We’ve also seen in some cases where an adult child will pay for long-term care insurance for their parent. The reasoning here is that the adult child or children will not be limited by a fixed income as many retired parents are. Additionally, if the child is going to be receiving the tax-free death benefit anyway, it is almost an insurance policy as much for them as it is for their parent. If it’s not used, they will get the funds back. If it is used, it’s spent in such a way that it offers care and greater peace of mind for the family, saving high expenses and lots of time for others as well.
You’re probably thinking more seriously now about long-term care insurance. So, what are your next steps and what are some other areas to consider?
- Talk to professionals. Lots of different policies are available, so work out scenarios with your financial advisor. It also may be a good idea to consult your physician who can help you gauge your health risk factors.

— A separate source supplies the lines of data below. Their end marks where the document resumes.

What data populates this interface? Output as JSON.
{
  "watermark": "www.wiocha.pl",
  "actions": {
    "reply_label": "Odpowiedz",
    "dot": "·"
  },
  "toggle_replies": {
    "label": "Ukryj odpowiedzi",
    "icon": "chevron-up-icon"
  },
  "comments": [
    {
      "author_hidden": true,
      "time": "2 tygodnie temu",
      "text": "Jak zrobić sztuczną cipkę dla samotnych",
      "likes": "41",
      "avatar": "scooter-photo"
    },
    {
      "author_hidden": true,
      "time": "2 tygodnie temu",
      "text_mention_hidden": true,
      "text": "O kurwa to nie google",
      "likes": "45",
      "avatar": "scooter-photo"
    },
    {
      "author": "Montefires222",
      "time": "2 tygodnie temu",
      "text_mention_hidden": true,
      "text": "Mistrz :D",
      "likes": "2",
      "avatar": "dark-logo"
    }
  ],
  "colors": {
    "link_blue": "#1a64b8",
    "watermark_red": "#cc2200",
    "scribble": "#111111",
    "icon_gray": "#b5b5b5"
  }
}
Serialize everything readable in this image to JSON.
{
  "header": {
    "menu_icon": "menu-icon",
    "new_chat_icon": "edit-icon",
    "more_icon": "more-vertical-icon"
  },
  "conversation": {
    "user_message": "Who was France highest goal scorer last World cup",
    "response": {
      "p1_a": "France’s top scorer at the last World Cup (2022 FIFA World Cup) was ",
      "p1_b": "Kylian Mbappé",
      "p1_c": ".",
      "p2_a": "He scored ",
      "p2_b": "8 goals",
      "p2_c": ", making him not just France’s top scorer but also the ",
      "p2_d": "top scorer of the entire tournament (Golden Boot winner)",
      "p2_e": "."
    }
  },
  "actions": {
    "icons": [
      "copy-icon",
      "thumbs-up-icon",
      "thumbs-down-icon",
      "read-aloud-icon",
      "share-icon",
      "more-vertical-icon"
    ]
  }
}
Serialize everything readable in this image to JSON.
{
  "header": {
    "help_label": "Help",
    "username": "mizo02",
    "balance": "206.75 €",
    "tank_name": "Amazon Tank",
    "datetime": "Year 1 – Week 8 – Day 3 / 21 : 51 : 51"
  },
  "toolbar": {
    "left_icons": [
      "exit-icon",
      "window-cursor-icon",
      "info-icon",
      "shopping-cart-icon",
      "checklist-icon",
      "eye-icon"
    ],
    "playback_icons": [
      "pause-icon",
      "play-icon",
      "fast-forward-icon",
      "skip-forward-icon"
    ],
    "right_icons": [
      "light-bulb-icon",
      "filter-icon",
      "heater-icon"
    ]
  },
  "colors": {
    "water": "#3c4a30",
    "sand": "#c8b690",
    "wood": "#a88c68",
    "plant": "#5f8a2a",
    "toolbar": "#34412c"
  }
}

- Assess your finances. How much coverage do you feel comfortable purchasing? How much would you have remaining for living expenses or to pass on to your heirs?
- Explore services and costs in your area. What are the facilities like? Could your needs be met at a less expensive facility, or would you have more extensive needs?
- Talk to your family about your plans. There may be scenarios you haven’t thought of where family members would be willing to help out more than you had expected. Or maybe it’s the opposite. Make sure you have these conversations before an urgent decision needs to be made.
- Act on your decision. Your age in underwriting the policy can be key. In other words, if you want to purchase a policy, don’t wait too long. The simple reason here is it costs less to buy a policy when you are younger.
As we’ve seen, this is not a one-size-fits-all type of plan, because everyone’s financial situation and health outlook is going to be different. But there are several options that can be used to alleviate some of the pressures of this stage of life.
So, while aging can’t be prevented, focusing on long-term care planning can provide greater peace of mind so you can spend less time worrying about care, and more time asleep in that hammock.
This material is for information purposes only and is not intended as an offer or solicitation with respect to the purchase or sale of any security or insurance product.
Guarantees are based on the claims-paying ability of the underlying insurance company. Additional benefits and riders may increase the cost of the premium. Applicants are subject to underwriting, which may include medical history and current health.